Try to influence the G-20's agenda ... or just kick it out of town? Local activists are united in opposing the international summit of top financial powers here Sept. 24-25, but at their first mass gathering they were still divided over goals and tactics. At the June 27 organizing meeting of dozens of activist groups, some were already announcing protest events.
The meeting was sponsored by the Thomas Merton Center, a local peace and social-justice organization whose Anti-War Committee hopes to hold a major permitted march on Sept. 25. The Pittsburgh G-20 Resistance Project, a collective of local anarchists and anti-authoritarians, is scheduling its own march for 2:30 p.m. on Sept. 24.

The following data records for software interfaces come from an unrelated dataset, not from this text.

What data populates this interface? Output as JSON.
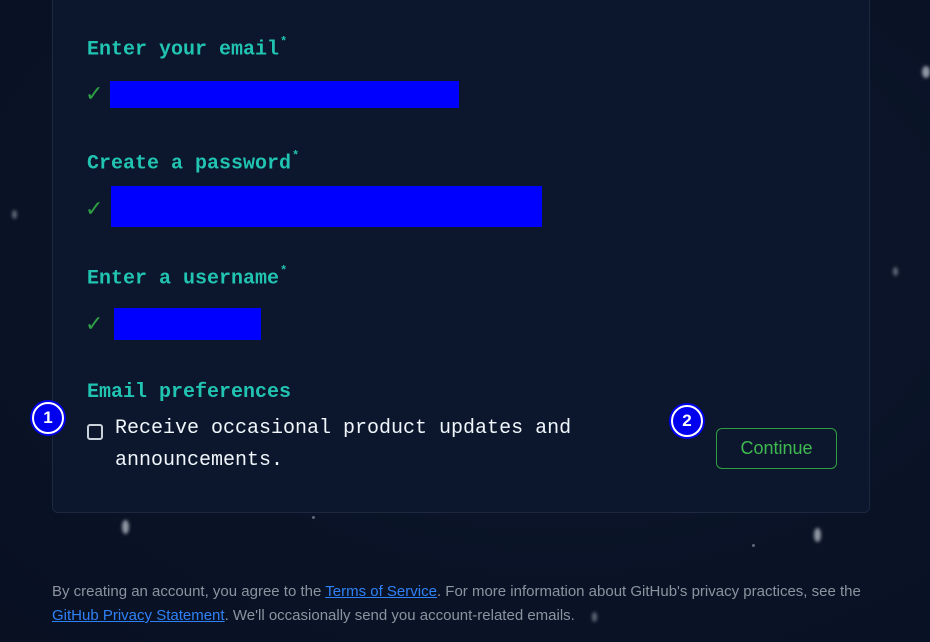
{
  "form": {
    "email": {
      "label": "Enter your email",
      "required_mark": "*",
      "check_icon": "✓"
    },
    "password": {
      "label": "Create a password",
      "required_mark": "*",
      "check_icon": "✓"
    },
    "username": {
      "label": "Enter a username",
      "required_mark": "*",
      "check_icon": "✓"
    },
    "preferences": {
      "label": "Email preferences",
      "checkbox_label": "Receive occasional product updates and announcements.",
      "checked": false
    },
    "continue_label": "Continue"
  },
  "markers": [
    "1",
    "2"
  ],
  "footer": {
    "text_1": "By creating an account, you agree to the ",
    "terms_link": "Terms of Service",
    "text_2": ". For more information about GitHub's privacy practices, see the ",
    "privacy_link": "GitHub Privacy Statement",
    "text_3": ". We'll occasionally send you account-related emails."
  },
  "colors": {
    "label": "#21c3b1",
    "check": "#2ea043",
    "continue": "#3fb950",
    "link": "#2f81f7",
    "redaction": "#0000ff",
    "marker": "#0000ee"
  }
}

Protests are also being slated for the days leading up to the summit. National protest organizer David Meieran proposed a Mobilization for Climate Justice to coincide with G-20 and a coal conference coming Downtown Sept. 20-23. He hopes such a "sustainability encampment ... would model the change we want to see" in the world, from the use of bicycle transportation to using local, sustainable agriculture.
Merton board member Wanda Guthrie announced that Sept. 21 is tentatively set for a march of spiritual groups. "We'd like to call the G-20 to account for what they say and what they really do," she said. "We'd also like to emphasize the separation of corporation and state."
The G-20 summit will be held at the David L. Lawrence Convention Center, but since activists expect heavy security at the site, demonstrations may be held across the Allegheny River. The North Shore "may be the only place that the G-20 folks can see one of us," noted Barney Oursler of the Mon Valley Unemployed Committee. "We may be across the river, waving."
Resistance Project members have already begun building visibility for their cause. Members are going door-to-door with a pamphlet that contends the G-20 free-trade policies "require countries to open their markets to cheap imports," even as "local economies are steamrolled." The pamphlet also complains that when poorer countries need loans from the International Monetary Fund, they're often burdened by IMF rules that pull money from education and other social services in favor of things like road improvements. Such priorities benefit multinational corporations -- and thus G-20 countries -- more than locals, the Resistance says.
The Merton meeting included representatives of the ACLU and state Sen. Jim Ferlo (D-Highland Park). Mikhail Pappas, policy and projects liaison in Ferlo's Pittsburgh office, said the senator will be the activists' "champion inside the government." Ferlo is "willing to attempt to create" negotiations with law enforcement to set ground rules -- something more traditional protest groups may desire. ACLU reps also announced legal observers and lawyers would be on hand for the event.
Marie Skoczylas of Pittsburgh Organizing Group, which has been leading local anti-war and other protests for years, announced tactical training sessions throughout the summer on everything from "Participating in a Mass Action 101" to the use of lockdown devices. The devices prevent or delay law enforcement attempts to move activists from a protest site.
"We will contest the G-20," asserted Harvey Holtz, an Indiana University of Pennsylvania professor helping to moderate the meeting. "In Seattle, they took down the meetings," he added, referring to the 1999 World Trade Organization summit that mass protests disrupted. "Can we do that here? If not, what do we do?"
In contrast, Casey Capitolo, who hopes to put a Pittsburgh labor-history display at the Merton Center in September, suggested "dialing down the combat against the G-20. They're the people who make war. We need to make peace and not divert energy" from vocally countering G-20 policies.
Several members of the Resistance Project advocated a different tack. "I'm not interested in negotiating with the G-20. I think that's pointless," said Alex Bradley, of POG. "So my goal is to disrupt the summit through a diversity of tactics."
Many at the meeting suggested trying to rally more Pittsburghers to protest G-20, or at least understand activists' grievances. Capitolo concluded that activists need "to interface with people, the people who are not here, the people who are not us ... the people who would normally be put off by everything we're doing."